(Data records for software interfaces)
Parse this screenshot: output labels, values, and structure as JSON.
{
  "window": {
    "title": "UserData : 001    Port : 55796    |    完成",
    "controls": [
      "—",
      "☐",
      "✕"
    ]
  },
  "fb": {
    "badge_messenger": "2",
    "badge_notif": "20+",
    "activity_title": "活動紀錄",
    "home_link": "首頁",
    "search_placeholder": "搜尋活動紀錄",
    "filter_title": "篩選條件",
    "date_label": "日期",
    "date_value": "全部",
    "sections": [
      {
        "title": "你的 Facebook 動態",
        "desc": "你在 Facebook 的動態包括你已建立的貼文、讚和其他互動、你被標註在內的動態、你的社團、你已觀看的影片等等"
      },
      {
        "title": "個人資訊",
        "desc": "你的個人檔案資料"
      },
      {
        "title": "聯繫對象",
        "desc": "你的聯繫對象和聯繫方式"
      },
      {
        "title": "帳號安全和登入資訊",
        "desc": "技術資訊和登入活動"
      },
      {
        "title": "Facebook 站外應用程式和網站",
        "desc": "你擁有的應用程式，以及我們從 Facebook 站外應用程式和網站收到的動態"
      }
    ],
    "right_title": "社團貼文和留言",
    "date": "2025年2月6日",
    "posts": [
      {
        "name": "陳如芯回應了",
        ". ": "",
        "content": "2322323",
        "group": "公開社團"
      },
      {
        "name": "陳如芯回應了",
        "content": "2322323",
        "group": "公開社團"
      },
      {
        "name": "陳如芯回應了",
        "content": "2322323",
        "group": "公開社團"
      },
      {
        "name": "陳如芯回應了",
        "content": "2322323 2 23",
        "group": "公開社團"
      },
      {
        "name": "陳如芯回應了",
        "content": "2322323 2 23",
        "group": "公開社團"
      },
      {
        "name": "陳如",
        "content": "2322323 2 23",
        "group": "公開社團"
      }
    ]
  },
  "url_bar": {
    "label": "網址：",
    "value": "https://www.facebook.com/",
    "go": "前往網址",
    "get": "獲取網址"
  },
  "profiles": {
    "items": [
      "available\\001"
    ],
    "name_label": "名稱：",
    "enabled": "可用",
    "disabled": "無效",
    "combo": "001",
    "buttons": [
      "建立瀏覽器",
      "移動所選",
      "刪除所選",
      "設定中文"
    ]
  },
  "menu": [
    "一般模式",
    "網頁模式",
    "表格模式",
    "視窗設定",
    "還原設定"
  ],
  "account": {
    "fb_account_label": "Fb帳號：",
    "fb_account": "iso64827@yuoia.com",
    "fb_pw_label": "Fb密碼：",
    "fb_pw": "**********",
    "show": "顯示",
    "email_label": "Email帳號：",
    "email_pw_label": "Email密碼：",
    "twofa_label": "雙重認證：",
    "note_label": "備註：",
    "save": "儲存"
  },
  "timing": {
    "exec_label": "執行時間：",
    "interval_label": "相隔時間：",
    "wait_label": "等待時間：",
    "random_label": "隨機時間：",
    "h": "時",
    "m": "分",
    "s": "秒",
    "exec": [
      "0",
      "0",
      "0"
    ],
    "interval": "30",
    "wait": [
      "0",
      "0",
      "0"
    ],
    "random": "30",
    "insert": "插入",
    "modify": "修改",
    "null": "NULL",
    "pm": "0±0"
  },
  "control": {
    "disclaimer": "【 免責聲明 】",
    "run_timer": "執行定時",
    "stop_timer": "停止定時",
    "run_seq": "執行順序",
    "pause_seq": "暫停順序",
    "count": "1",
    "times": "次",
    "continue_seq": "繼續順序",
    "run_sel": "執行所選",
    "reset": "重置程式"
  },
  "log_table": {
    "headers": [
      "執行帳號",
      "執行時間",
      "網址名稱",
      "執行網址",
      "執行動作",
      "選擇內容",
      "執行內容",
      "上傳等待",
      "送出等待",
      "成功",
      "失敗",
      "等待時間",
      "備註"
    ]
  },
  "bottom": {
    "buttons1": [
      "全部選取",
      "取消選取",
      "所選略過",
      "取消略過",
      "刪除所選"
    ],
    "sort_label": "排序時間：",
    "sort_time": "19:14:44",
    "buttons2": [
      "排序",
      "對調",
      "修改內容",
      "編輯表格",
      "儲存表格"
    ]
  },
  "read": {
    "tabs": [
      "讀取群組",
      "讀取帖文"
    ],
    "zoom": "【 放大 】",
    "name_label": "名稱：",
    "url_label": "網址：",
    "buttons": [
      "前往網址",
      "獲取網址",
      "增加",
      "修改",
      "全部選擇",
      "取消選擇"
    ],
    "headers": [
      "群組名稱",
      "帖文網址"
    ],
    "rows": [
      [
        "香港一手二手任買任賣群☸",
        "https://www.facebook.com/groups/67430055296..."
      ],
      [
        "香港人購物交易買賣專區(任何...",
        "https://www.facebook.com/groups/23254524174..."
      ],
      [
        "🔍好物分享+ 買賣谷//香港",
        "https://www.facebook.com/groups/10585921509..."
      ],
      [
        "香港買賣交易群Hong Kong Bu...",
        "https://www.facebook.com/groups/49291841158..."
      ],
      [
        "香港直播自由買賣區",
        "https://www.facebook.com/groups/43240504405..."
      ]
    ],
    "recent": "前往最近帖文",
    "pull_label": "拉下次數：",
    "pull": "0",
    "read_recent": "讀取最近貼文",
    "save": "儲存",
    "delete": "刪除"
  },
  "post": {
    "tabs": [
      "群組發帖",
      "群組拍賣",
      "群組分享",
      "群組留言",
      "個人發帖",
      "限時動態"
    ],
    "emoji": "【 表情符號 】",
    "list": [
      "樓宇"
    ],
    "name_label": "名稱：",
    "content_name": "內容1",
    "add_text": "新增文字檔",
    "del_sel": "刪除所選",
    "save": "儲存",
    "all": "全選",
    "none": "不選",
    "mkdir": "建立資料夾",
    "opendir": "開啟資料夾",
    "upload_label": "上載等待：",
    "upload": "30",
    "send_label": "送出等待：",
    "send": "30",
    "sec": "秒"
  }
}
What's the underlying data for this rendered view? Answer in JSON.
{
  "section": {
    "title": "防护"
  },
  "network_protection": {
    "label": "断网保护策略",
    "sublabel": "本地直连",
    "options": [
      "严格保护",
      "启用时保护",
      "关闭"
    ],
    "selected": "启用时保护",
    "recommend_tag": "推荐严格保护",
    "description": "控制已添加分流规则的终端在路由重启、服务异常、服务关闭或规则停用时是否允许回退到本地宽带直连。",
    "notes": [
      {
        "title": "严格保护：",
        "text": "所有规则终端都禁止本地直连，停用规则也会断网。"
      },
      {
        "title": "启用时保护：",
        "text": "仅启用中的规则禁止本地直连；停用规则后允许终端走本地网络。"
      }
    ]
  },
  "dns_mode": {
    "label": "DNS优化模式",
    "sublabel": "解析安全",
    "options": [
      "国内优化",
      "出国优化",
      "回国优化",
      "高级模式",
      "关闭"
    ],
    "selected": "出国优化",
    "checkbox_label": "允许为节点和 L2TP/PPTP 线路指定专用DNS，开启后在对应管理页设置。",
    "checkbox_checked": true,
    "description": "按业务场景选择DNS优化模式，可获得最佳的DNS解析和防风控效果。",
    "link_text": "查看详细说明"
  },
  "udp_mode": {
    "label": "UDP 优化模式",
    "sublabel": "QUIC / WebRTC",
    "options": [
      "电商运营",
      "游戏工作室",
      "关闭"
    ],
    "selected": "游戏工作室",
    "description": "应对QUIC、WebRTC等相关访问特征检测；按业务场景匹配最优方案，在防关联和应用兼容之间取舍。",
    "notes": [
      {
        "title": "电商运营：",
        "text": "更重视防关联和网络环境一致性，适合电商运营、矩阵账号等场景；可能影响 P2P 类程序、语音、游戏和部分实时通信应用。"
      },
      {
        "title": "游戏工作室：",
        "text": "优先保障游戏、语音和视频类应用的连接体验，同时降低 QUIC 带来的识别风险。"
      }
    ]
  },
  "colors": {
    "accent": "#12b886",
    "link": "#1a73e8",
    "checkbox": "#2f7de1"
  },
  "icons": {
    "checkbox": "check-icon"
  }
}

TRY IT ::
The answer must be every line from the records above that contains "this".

TASK RESULT ::
Parse this screenshot: output labels, values, and structure as JSON.
What's the underlying data for this rendered view? Answer in JSON.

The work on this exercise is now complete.